The Kaiser Family Foundation just released a new report entitled "Children, The Digital Divide and Federal Policy."

Among the findings is the fact that public libraries are the third most common place where children go online after home and school. Specifially, Internet access from the library is very important for children who do not have Internet access at home. And who has Internet access at home? Well, 80% of white kids do but only 61% of African American kids do and 67% of Hispanics do.

Other interesting statistics:

? Fifteen percent of all 5- to 17-year-olds have gone online at a library, including one in four (25%) children living in poverty.

? More than one in four (29%) African-American children have gone online from a library, more than any other racial or ethnic group. Hispanic children have the next highest rate (20%), followed by Asians (17%), Whites (12%), and American Indians (11%).

? More than one in four (28%) children with disabilities have gone online from a library, compared to 17% of non-disabled children.

The report goes on to provide a thorough history of the Internet, access, the digital divide and what the federal government has been done about it. They cite three federal programs that were designed to address the digital divide including E-Rate, TOPS and CTC.

E-Rate is credited with increasing the percentage of libraries with Internet access from 26% in 1996 to 95% in 2002. We all know that this program has recently faced problems including funding issues, waste and fraud charges not to mention the controversial filtering requirement.

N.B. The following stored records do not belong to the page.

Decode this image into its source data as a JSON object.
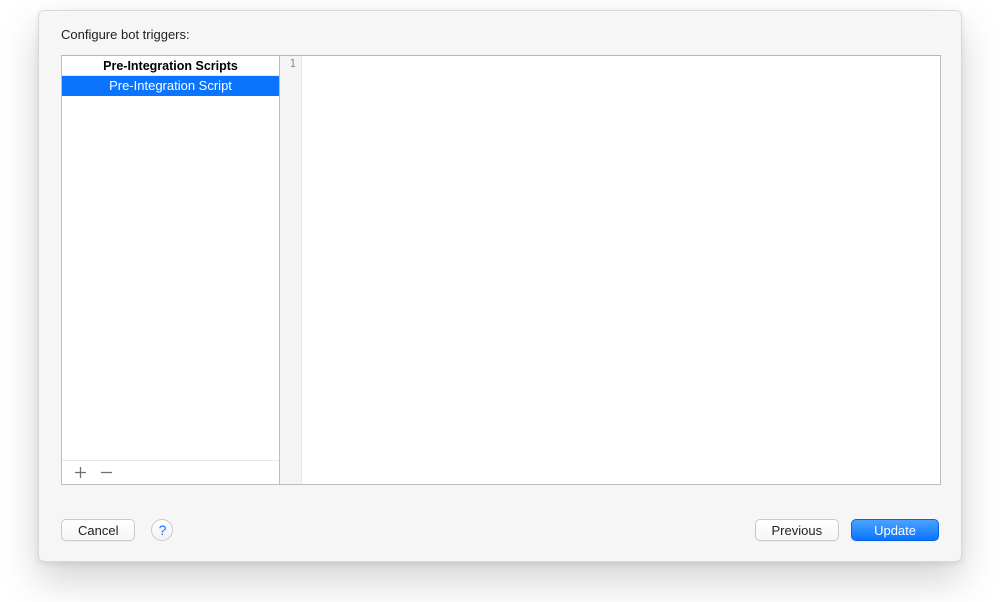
{
  "heading": "Configure bot triggers:",
  "sidebar": {
    "section_header": "Pre-Integration Scripts",
    "items": [
      {
        "label": "Pre-Integration Script",
        "selected": true
      }
    ]
  },
  "editor": {
    "gutter_lines": [
      "1"
    ],
    "content": ""
  },
  "buttons": {
    "cancel": "Cancel",
    "help": "?",
    "previous": "Previous",
    "update": "Update"
  }
}
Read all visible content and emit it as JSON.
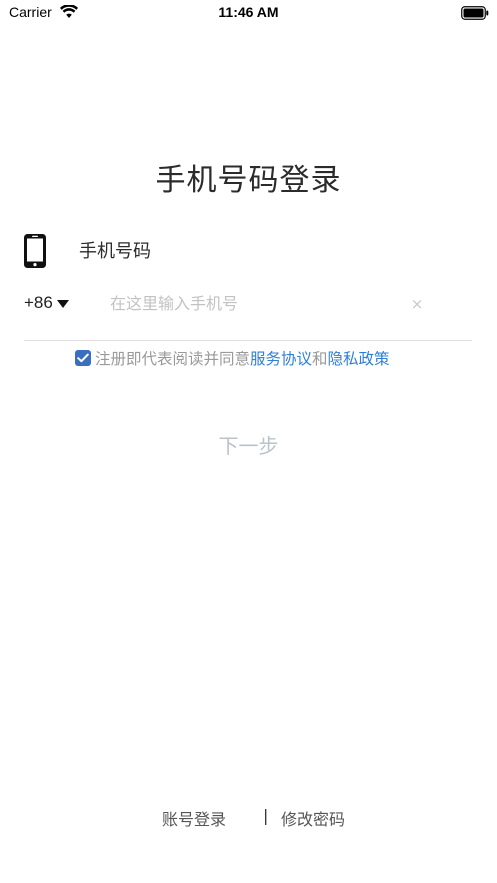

TOPS, Technology Opportunities Program, is a program which provides
seed money for innovative uses of advanced technology
in the public and nonprofit sectors. It was funded in 2001 for $42.5 million. Bush cut funding to $15 million in 2002 and has been trying to eliminate the program ever since. In 2003, Congress funded it for $15.5 despite Bush's attempt to kill it.

CTC, Community Technology Centers, is a program that provides technology access and training for economically disadvantaged communities. In 2002, Bush tried to eliminate the program in favor of the infamous No Child Left Behind program but Congress funded it for $32.5 million anyway (a 50% reduction from 2000). Congress funded it a meager $10 million in 2003 (over Bush objections)...another $30 million reduction from the previous year.

The report goes on to suggest ways to increase access to computers and the Internet for all children including to expand home access by including Internet access in the Universal Service Fund that now provides phone service to low-income household and to attach Internet access requirements to low-income housing projects (see Kerry Hatch bill, S.305).

They recommend expanding public access in public settings by extending E-Rate eligibility, expanding E-Rate to cover more than just the connection, make school computers available after hours, use money collected from the sale of public airwaves to invest in access and content (see Digital Dividends Act, HR 1396) and to set aside wireless frequencies for hot spots that serve low-income communities.

Like most Kaiser Family Foundation reports, it is excellent. I've just touched upon some highlights. Take a peek.